### Your goal
Write out each record a second time, exactly.

### Records for this exercise
= Beginning of Section =
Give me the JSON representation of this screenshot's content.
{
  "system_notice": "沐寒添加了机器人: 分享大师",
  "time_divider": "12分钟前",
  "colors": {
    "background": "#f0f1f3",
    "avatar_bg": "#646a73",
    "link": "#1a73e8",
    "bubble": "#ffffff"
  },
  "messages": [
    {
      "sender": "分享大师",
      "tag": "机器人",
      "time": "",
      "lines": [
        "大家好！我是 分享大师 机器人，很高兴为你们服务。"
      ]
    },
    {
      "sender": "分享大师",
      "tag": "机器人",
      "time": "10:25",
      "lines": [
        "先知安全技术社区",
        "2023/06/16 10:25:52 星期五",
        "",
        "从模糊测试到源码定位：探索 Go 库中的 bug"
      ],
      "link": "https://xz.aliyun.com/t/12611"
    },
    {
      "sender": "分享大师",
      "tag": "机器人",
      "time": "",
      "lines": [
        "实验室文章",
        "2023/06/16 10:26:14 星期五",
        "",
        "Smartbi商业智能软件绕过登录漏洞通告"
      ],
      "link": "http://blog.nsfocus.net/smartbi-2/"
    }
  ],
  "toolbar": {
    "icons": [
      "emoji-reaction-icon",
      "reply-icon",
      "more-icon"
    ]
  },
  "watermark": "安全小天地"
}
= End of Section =
### Solution for this problem
Give me the JSON representation of this screenshot's content.
{
  "system_notice": "沐寒添加了机器人: 分享大师",
  "time_divider": "12分钟前",
  "colors": {
    "background": "#f0f1f3",
    "avatar_bg": "#646a73",
    "link": "#1a73e8",
    "bubble": "#ffffff"
  },
  "messages": [
    {
      "sender": "分享大师",
      "tag": "机器人",
      "time": "",
      "lines": [
        "大家好！我是 分享大师 机器人，很高兴为你们服务。"
      ]
    },
    {
      "sender": "分享大师",
      "tag": "机器人",
      "time": "10:25",
      "lines": [
        "先知安全技术社区",
        "2023/06/16 10:25:52 星期五",
        "",
        "从模糊测试到源码定位：探索 Go 库中的 bug"
      ],
      "link": "https://xz.aliyun.com/t/12611"
    },
    {
      "sender": "分享大师",
      "tag": "机器人",
      "time": "",
      "lines": [
        "实验室文章",
        "2023/06/16 10:26:14 星期五",
        "",
        "Smartbi商业智能软件绕过登录漏洞通告"
      ],
      "link": "http://blog.nsfocus.net/smartbi-2/"
    }
  ],
  "toolbar": {
    "icons": [
      "emoji-reaction-icon",
      "reply-icon",
      "more-icon"
    ]
  },
  "watermark": "安全小天地"
}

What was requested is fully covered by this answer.